If you know Ellie Ga’s work, you know her voice: low, mellifluous, wreathed with irony, an intelligent murmur. This voice figures heavily in Ga’s signature format, performative lectures she calls essays—twisty, digression-kinked tales she relates while arranging transparencies on an overhead projector. Between 2008 and 2013, Ga presented “The Fortunetellers,” a series of such essays drawn from her experience as artist-in-residence on a French scientific expedition to the Arctic. Frequent allusions to tarot cards and palm reading nodded to her shipmates’ Gallic penchant for after-dinner augury, yet they also flagged the decidedly French flavor of her narrative technique. Like André Breton in Nadja, Ga conjures a world dense with coincidence and half-hidden signs. When she likens cracks in the glacial ice to the lines stretched across a palm, Ga exemplified the Surrealist condition Rosalind Krauss once described as “nature convulsed into a kind of writing.”
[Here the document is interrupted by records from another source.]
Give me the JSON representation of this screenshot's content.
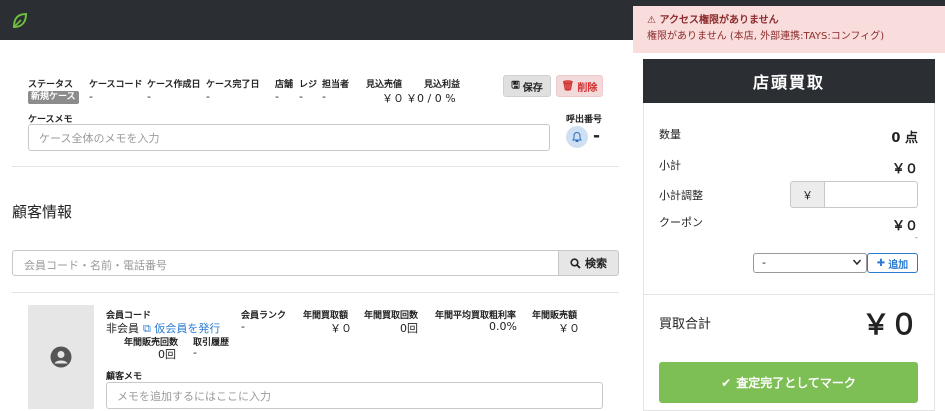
{
  "alert": {
    "title": "アクセス権限がありません",
    "message": "権限がありません (本店, 外部連携:TAYS:コンフィグ)"
  },
  "case": {
    "labels": {
      "status": "ステータス",
      "case_code": "ケースコード",
      "created": "ケース作成日",
      "completed": "ケース完了日",
      "store": "店舗",
      "register": "レジ",
      "staff": "担当者",
      "expected_sales": "見込売値",
      "expected_profit": "見込利益",
      "memo": "ケースメモ",
      "call_number": "呼出番号"
    },
    "status_badge": "新規ケース",
    "values": {
      "case_code": "-",
      "created": "-",
      "completed": "-",
      "store": "-",
      "register": "-",
      "staff": "-",
      "expected_sales": "￥０",
      "expected_profit": "￥0 / 0 %"
    },
    "memo_placeholder": "ケース全体のメモを入力",
    "call_number_value": "-",
    "save_label": "保存",
    "delete_label": "削除"
  },
  "customer": {
    "heading": "顧客情報",
    "search_placeholder": "会員コード・名前・電話番号",
    "search_button": "検索",
    "member_code_label": "会員コード",
    "member_value": "非会員",
    "issue_temp_link": "仮会員を発行",
    "rank_label": "会員ランク",
    "rank_value": "-",
    "annual_buy_amount_label": "年間買取額",
    "annual_buy_amount_value": "￥０",
    "annual_buy_count_label": "年間買取回数",
    "annual_buy_count_value": "0回",
    "annual_margin_label": "年間平均買取粗利率",
    "annual_margin_value": "0.0%",
    "annual_sales_amount_label": "年間販売額",
    "annual_sales_amount_value": "￥０",
    "annual_sales_count_label": "年間販売回数",
    "annual_sales_count_value": "0回",
    "history_label": "取引履歴",
    "history_value": "-",
    "memo_label": "顧客メモ",
    "memo_placeholder": "メモを追加するにはここに入力"
  },
  "side": {
    "title": "店頭買取",
    "quantity_label": "数量",
    "quantity_value": "0 点",
    "subtotal_label": "小計",
    "subtotal_value": "￥０",
    "adjust_label": "小計調整",
    "adjust_currency": "￥",
    "adjust_value": "",
    "coupon_label": "クーポン",
    "coupon_value": "￥０",
    "coupon_sub": "-",
    "coupon_select": "-",
    "add_label": "追加",
    "total_label": "買取合計",
    "total_value": "￥０",
    "done_label": "査定完了としてマーク"
  },
  "colors": {
    "topbar": "#2b2e33",
    "accent_green": "#7dbe55",
    "link_blue": "#2b7bd1",
    "danger": "#d12f2f"
  }
}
Four Thousand Blocks marked the New York debut of Ga’s most recent body of work, for which she learned to scuba dive, joined a marine archaeology program in Egypt, and explored the underwater ruins of the lighthouse at Alexandria. (What did you do in the winter of 2012?) The video retains the aesthetic of her lectures for “The Fortunetellers.” On the center screen, Ga’s hands shuffle transparencies over a light box as her voice pours out from surround-sound speakers. The narrative moves quickly: Ga passes through a coast guard checkpoint, rehearses the gestures of scuba sign language, jabbers in broken French to excavation director Jean-Yves Empereur, notices the mnemonic-device clip art on Egyptian election posters. The video closes with an audio recording of Ga recalling the Thoth myth to an Egyptian archaeologist. Oddly enough, she flubs the punch line and describes writing as the gift of forgetting, not reminding.

Video would seem a logical extension of Ga’s live performance, yet by alluding to Plato and Derrida, Ga acknowledges the hazards of entrusting her voice to a supplement: Writing is a drug (pharmakon), harmful even when helpful, because it is artificial, a site of untruth. Held to a script and recorded to a file, Ga’s voice is doubly displaced. Yet in Four Thousand Blocks,memory seems to reside elsewhere. To revise a prior statement, if you know Ellie Ga’s work, you know her voice and her hands, the dark silhouettes manipulating her transparencies. On the video’s left and right screens, these same hands develop a photograph in a darkroom and set the (metal) type for the Thoth myth—analog processes that require skill, touch, dexterity. Against the oblivion of the digital, Ga flexes knowledge inscribed within digits.

Colby Chamberlain